- _Task brief_
Nothing but the records themselves, exactly as written, should appear in the reply; leave out the pictures.
= = = =
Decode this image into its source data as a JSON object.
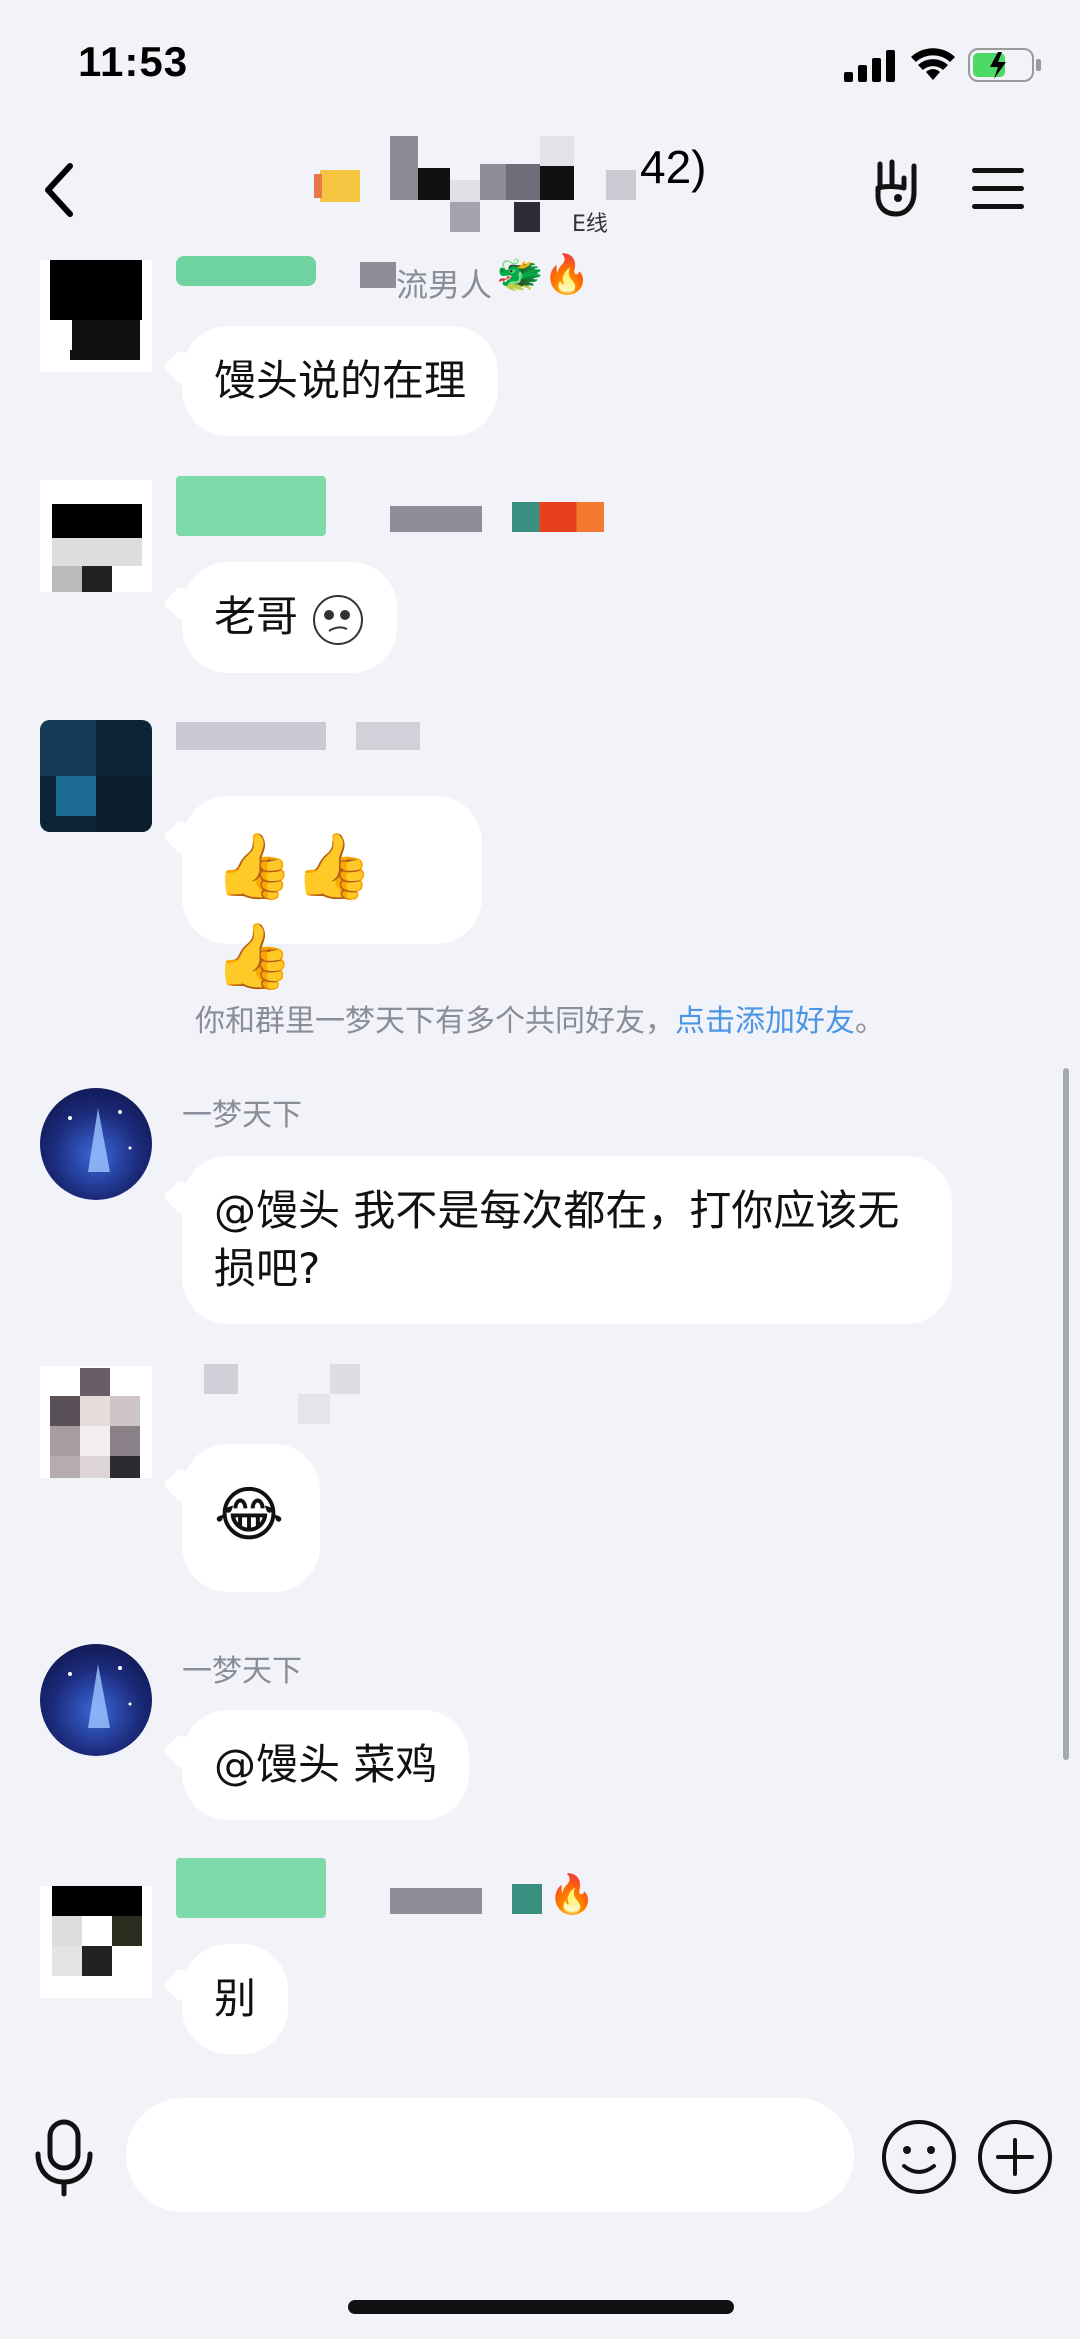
{
  "status_bar": {
    "time": "11:53"
  },
  "header": {
    "title_count": "42)",
    "title_sub": "E线"
  },
  "messages": [
    {
      "id": "m1",
      "sender_fragment": "流男人",
      "text": "馒头说的在理"
    },
    {
      "id": "m2",
      "text": "老哥"
    },
    {
      "id": "m3",
      "text": ""
    },
    {
      "id": "m4",
      "sender": "一梦天下",
      "text": "@馒头 我不是每次都在，打你应该无损吧?"
    },
    {
      "id": "m5",
      "text": ""
    },
    {
      "id": "m6",
      "sender": "一梦天下",
      "text": "@馒头 菜鸡"
    },
    {
      "id": "m7",
      "text": "别"
    }
  ],
  "system_notice": {
    "text": "你和群里一梦天下有多个共同好友，",
    "link": "点击添加好友",
    "suffix": "。"
  },
  "icons": {
    "back": "chevron-left-icon",
    "gesture": "rock-hand-icon",
    "menu": "hamburger-menu-icon",
    "voice": "microphone-icon",
    "emoji": "smiley-icon",
    "more": "plus-circle-icon"
  },
  "colors": {
    "background": "#f2f3f8",
    "bubble": "#ffffff",
    "link": "#4b95e6",
    "name_gray": "#8a8d99",
    "title_tag_green": "#6fd3a0"
  }
}
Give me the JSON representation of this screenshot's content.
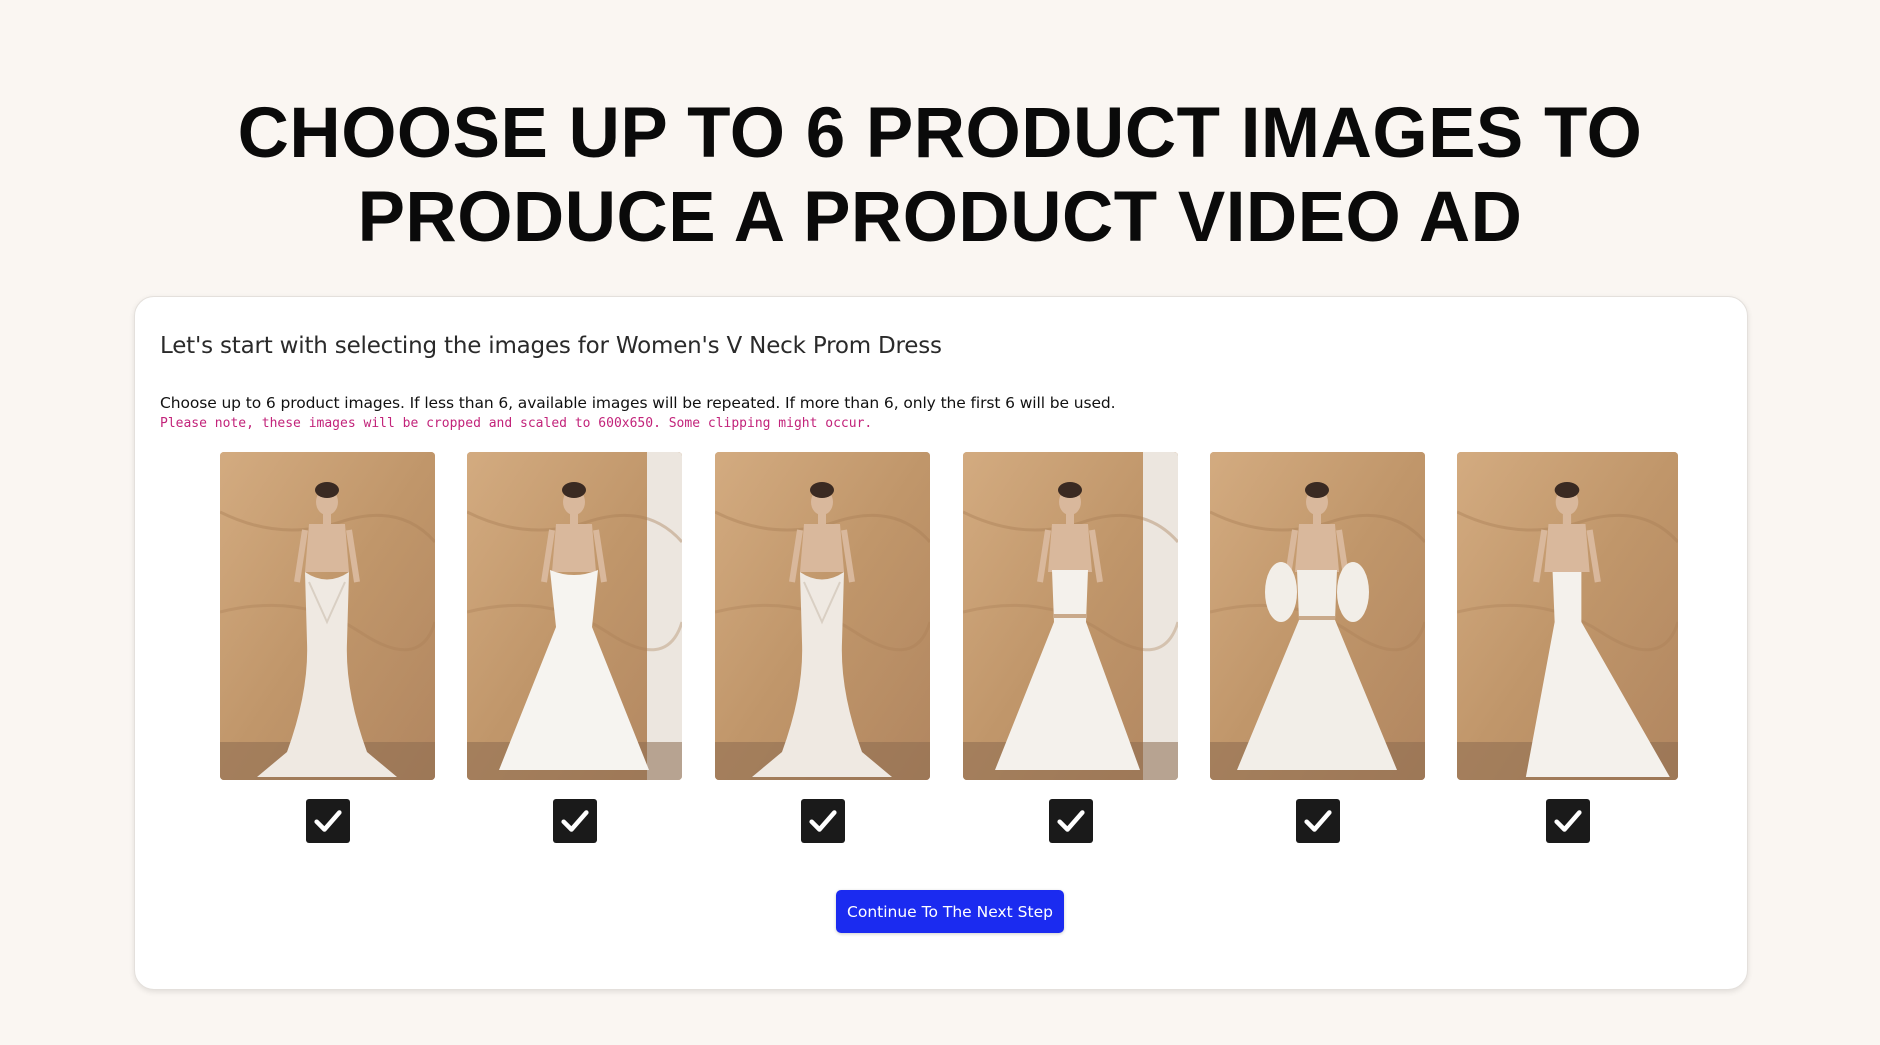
{
  "headline": {
    "line1": "CHOOSE UP TO 6 PRODUCT IMAGES TO",
    "line2": "PRODUCE A PRODUCT VIDEO AD"
  },
  "card": {
    "title": "Let's start with selecting the images for Women's V Neck Prom Dress",
    "instructions": "Choose up to 6 product images. If less than 6, available images will be repeated. If more than 6, only the first 6 will be used.",
    "note": "Please note, these images will be cropped and scaled to 600x650. Some clipping might occur."
  },
  "products": [
    {
      "checked": true,
      "dress": "lace mermaid gown"
    },
    {
      "checked": true,
      "dress": "off-shoulder ball gown"
    },
    {
      "checked": true,
      "dress": "lace mermaid gown"
    },
    {
      "checked": true,
      "dress": "v-neck tulle gown"
    },
    {
      "checked": true,
      "dress": "long-sleeve tulle gown"
    },
    {
      "checked": true,
      "dress": "tulle gown side view"
    }
  ],
  "continue_button": {
    "label": "Continue To The Next Step"
  },
  "colors": {
    "background": "#faf6f2",
    "button": "#1b2bf0",
    "note": "#c2237a",
    "checkbox": "#1a1a1a",
    "backdrop": "#c59b6f"
  }
}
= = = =
- _Finished exercise_
Decode this image into its source data as a JSON object.
{
  "status_bar": {
    "time": "11:53"
  },
  "header": {
    "title_count": "42)",
    "title_sub": "E线"
  },
  "messages": [
    {
      "id": "m1",
      "sender_fragment": "流男人",
      "text": "馒头说的在理"
    },
    {
      "id": "m2",
      "text": "老哥"
    },
    {
      "id": "m3",
      "text": ""
    },
    {
      "id": "m4",
      "sender": "一梦天下",
      "text": "@馒头 我不是每次都在，打你应该无损吧?"
    },
    {
      "id": "m5",
      "text": ""
    },
    {
      "id": "m6",
      "sender": "一梦天下",
      "text": "@馒头 菜鸡"
    },
    {
      "id": "m7",
      "text": "别"
    }
  ],
  "system_notice": {
    "text": "你和群里一梦天下有多个共同好友，",
    "link": "点击添加好友",
    "suffix": "。"
  },
  "icons": {
    "back": "chevron-left-icon",
    "gesture": "rock-hand-icon",
    "menu": "hamburger-menu-icon",
    "voice": "microphone-icon",
    "emoji": "smiley-icon",
    "more": "plus-circle-icon"
  },
  "colors": {
    "background": "#f2f3f8",
    "bubble": "#ffffff",
    "link": "#4b95e6",
    "name_gray": "#8a8d99",
    "title_tag_green": "#6fd3a0"
  }
}
Give me the JSON representation of this screenshot's content.
{
  "headline": {
    "line1": "CHOOSE UP TO 6 PRODUCT IMAGES TO",
    "line2": "PRODUCE A PRODUCT VIDEO AD"
  },
  "card": {
    "title": "Let's start with selecting the images for Women's V Neck Prom Dress",
    "instructions": "Choose up to 6 product images. If less than 6, available images will be repeated. If more than 6, only the first 6 will be used.",
    "note": "Please note, these images will be cropped and scaled to 600x650. Some clipping might occur."
  },
  "products": [
    {
      "checked": true,
      "dress": "lace mermaid gown"
    },
    {
      "checked": true,
      "dress": "off-shoulder ball gown"
    },
    {
      "checked": true,
      "dress": "lace mermaid gown"
    },
    {
      "checked": true,
      "dress": "v-neck tulle gown"
    },
    {
      "checked": true,
      "dress": "long-sleeve tulle gown"
    },
    {
      "checked": true,
      "dress": "tulle gown side view"
    }
  ],
  "continue_button": {
    "label": "Continue To The Next Step"
  },
  "colors": {
    "background": "#faf6f2",
    "button": "#1b2bf0",
    "note": "#c2237a",
    "checkbox": "#1a1a1a",
    "backdrop": "#c59b6f"
  }
}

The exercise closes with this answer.